▸ **BRIEF**: Every line below that has the string "structured" needs to be copied.

◇ ◇ ◇

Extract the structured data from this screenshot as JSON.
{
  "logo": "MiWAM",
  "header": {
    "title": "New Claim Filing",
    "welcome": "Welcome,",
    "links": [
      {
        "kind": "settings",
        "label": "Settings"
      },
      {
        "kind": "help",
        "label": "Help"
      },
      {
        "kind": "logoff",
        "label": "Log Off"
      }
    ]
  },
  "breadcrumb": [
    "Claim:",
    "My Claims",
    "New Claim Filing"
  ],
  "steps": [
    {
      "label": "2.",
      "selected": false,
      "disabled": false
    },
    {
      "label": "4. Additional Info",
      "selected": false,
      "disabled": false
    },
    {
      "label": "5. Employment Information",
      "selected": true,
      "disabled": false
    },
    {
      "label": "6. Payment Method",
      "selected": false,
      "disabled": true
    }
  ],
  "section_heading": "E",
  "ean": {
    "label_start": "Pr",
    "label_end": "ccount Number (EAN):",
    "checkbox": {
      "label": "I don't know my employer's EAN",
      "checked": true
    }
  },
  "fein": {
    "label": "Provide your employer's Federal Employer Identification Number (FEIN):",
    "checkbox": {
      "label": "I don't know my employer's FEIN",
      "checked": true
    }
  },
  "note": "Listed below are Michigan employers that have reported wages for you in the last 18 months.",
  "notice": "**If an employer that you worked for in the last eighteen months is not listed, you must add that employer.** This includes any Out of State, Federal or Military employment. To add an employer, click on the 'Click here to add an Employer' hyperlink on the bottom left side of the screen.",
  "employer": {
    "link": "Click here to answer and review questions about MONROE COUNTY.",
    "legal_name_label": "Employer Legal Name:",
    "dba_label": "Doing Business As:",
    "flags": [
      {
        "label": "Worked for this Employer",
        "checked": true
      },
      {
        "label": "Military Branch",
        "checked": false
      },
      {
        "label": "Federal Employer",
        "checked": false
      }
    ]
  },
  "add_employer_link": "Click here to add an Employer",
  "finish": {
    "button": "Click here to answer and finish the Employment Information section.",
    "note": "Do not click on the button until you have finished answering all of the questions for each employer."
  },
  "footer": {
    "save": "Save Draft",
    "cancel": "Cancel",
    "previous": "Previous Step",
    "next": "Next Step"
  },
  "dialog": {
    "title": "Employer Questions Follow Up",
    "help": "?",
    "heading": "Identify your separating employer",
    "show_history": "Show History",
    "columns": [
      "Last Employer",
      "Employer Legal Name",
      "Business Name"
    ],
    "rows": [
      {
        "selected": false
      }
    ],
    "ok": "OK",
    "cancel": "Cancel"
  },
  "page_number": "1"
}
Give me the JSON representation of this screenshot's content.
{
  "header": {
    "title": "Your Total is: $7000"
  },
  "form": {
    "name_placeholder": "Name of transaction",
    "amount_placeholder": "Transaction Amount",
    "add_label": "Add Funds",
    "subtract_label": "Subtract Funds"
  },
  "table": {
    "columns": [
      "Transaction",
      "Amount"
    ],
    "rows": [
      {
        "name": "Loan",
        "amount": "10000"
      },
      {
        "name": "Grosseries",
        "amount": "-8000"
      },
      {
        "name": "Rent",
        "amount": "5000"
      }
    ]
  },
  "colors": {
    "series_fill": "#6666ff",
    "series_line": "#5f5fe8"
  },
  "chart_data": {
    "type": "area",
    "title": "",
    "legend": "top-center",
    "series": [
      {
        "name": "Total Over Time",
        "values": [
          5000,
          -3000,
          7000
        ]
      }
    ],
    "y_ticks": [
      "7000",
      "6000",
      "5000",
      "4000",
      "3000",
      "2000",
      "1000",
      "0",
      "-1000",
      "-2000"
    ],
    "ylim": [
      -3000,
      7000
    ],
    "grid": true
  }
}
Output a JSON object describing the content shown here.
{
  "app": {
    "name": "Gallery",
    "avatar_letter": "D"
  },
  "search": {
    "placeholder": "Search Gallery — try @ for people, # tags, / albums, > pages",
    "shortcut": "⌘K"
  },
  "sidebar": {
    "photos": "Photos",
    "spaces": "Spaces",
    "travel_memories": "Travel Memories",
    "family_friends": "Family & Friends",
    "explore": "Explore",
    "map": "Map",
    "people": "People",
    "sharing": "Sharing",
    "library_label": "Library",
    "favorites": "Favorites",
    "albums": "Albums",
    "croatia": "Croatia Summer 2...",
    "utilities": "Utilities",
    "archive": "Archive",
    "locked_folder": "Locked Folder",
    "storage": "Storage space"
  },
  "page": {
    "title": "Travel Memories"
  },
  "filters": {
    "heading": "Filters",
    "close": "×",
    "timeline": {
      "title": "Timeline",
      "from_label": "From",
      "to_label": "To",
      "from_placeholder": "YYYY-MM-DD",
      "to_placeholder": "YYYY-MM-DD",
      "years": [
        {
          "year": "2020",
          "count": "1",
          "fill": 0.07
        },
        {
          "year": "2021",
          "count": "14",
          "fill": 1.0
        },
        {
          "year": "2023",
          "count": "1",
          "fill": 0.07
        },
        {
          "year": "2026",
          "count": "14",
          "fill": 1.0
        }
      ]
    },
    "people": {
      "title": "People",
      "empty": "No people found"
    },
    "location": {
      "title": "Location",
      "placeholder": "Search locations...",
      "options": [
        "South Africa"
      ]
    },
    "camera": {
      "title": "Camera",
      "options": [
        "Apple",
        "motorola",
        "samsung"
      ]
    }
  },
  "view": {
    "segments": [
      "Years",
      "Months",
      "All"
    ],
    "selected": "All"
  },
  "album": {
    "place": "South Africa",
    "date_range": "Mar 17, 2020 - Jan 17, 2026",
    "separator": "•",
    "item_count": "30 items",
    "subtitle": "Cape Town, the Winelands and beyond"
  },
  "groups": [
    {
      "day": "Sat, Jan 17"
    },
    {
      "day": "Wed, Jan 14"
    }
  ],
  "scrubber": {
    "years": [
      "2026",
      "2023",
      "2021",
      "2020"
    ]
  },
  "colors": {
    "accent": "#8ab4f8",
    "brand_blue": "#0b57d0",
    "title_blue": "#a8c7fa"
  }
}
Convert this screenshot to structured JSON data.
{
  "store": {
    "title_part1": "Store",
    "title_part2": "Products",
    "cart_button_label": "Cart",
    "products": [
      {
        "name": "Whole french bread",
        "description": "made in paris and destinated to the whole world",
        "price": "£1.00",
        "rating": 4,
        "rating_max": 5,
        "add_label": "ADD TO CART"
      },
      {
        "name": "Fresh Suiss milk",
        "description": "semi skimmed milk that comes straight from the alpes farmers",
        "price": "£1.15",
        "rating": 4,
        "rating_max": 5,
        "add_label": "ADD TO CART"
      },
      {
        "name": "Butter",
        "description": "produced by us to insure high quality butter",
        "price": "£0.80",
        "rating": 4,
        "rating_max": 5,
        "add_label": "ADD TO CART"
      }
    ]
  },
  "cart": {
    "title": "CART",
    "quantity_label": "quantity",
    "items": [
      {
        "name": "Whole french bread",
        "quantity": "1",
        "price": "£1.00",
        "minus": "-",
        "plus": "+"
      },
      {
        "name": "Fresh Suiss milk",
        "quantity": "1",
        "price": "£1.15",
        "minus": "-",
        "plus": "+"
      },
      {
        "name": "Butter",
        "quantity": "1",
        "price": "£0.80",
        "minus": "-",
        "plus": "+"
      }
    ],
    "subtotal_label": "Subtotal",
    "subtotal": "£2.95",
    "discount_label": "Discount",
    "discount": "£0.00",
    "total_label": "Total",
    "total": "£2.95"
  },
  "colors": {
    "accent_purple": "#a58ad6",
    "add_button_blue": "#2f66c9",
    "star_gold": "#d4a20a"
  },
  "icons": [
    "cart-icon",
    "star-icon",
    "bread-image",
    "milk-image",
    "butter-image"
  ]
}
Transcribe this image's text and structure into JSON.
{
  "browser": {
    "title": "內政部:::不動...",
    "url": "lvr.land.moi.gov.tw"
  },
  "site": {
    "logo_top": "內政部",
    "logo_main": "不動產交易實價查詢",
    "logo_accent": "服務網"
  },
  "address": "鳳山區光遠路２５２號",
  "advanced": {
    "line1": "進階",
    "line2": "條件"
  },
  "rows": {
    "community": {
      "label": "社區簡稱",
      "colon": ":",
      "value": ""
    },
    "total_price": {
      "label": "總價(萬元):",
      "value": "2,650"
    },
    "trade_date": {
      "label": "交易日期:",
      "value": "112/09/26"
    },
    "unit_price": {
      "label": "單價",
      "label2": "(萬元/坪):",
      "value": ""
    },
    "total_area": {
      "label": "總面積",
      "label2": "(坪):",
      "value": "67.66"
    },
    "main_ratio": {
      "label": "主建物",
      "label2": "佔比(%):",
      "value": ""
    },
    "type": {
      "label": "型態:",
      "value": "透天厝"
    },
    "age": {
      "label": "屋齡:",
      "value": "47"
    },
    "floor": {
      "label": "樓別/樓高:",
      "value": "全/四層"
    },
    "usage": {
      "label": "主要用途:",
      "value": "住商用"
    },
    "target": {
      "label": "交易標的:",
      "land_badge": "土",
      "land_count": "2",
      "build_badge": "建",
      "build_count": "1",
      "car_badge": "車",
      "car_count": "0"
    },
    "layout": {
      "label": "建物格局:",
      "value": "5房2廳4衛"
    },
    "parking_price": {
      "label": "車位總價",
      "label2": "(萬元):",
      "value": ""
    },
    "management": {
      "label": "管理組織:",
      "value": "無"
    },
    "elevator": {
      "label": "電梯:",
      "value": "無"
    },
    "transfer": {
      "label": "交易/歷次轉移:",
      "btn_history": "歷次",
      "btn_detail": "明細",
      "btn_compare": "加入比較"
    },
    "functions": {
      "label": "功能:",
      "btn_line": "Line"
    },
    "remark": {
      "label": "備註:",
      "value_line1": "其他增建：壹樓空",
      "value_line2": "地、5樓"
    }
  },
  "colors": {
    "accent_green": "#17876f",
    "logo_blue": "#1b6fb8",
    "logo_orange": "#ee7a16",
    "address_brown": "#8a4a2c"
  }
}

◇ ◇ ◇

▸ **ANSWER FOR THE TASK**:
Extract the structured data from this screenshot as JSON.
Convert this screenshot to structured JSON data.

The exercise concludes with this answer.